— EXERCISE GOAL —
Only lines holding the word "icon" are wanted from the records; copy all of them.

== DATASET CONTENT ==

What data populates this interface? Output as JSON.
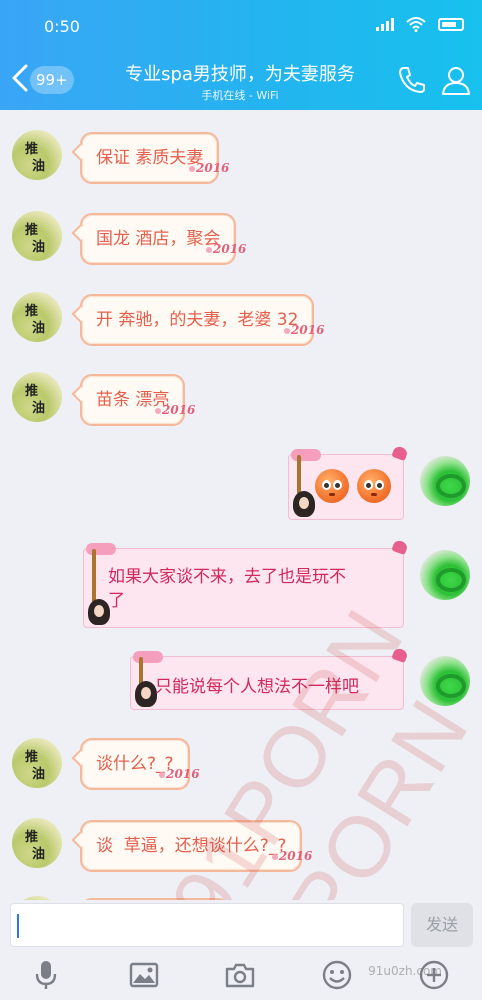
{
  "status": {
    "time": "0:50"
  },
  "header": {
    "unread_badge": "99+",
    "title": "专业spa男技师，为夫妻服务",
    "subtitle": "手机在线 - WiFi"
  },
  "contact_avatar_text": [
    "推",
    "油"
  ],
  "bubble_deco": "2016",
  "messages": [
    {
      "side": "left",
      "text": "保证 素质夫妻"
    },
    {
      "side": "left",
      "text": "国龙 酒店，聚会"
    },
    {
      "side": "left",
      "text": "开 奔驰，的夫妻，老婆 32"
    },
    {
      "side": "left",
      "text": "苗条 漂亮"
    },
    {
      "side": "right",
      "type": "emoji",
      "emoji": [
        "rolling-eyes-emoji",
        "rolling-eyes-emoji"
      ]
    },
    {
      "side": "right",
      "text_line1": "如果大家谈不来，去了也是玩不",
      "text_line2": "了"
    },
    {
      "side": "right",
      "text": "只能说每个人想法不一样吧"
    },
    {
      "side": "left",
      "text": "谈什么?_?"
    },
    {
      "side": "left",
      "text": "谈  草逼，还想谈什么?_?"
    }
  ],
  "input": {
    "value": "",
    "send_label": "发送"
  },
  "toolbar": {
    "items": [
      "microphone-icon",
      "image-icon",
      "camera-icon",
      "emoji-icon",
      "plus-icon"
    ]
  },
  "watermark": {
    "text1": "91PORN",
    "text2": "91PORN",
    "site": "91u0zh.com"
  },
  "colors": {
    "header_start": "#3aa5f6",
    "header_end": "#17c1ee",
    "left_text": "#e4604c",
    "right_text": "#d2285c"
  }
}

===
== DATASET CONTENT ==

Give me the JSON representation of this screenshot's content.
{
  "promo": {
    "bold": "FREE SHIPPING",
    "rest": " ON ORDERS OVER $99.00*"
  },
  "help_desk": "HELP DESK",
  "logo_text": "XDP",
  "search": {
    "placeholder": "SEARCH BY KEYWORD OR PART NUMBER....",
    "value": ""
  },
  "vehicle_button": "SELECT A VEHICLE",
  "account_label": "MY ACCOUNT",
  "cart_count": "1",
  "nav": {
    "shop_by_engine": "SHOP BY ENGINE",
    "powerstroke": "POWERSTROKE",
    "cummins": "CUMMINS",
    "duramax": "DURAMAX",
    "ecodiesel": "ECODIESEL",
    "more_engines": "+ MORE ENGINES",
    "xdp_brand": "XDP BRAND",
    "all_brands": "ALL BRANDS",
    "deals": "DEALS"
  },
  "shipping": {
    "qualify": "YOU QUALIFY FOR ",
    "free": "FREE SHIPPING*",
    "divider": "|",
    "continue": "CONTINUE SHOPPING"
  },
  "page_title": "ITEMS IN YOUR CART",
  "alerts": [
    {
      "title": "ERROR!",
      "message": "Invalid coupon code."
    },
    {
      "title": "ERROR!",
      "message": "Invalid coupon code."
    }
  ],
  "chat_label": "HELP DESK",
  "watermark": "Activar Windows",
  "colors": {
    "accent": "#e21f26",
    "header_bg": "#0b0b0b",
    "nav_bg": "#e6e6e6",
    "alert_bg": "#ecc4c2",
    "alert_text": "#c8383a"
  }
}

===

— PROBLEM SOLUTION —
      "microphone-icon",
      "image-icon",
      "camera-icon",
      "emoji-icon",
      "plus-icon"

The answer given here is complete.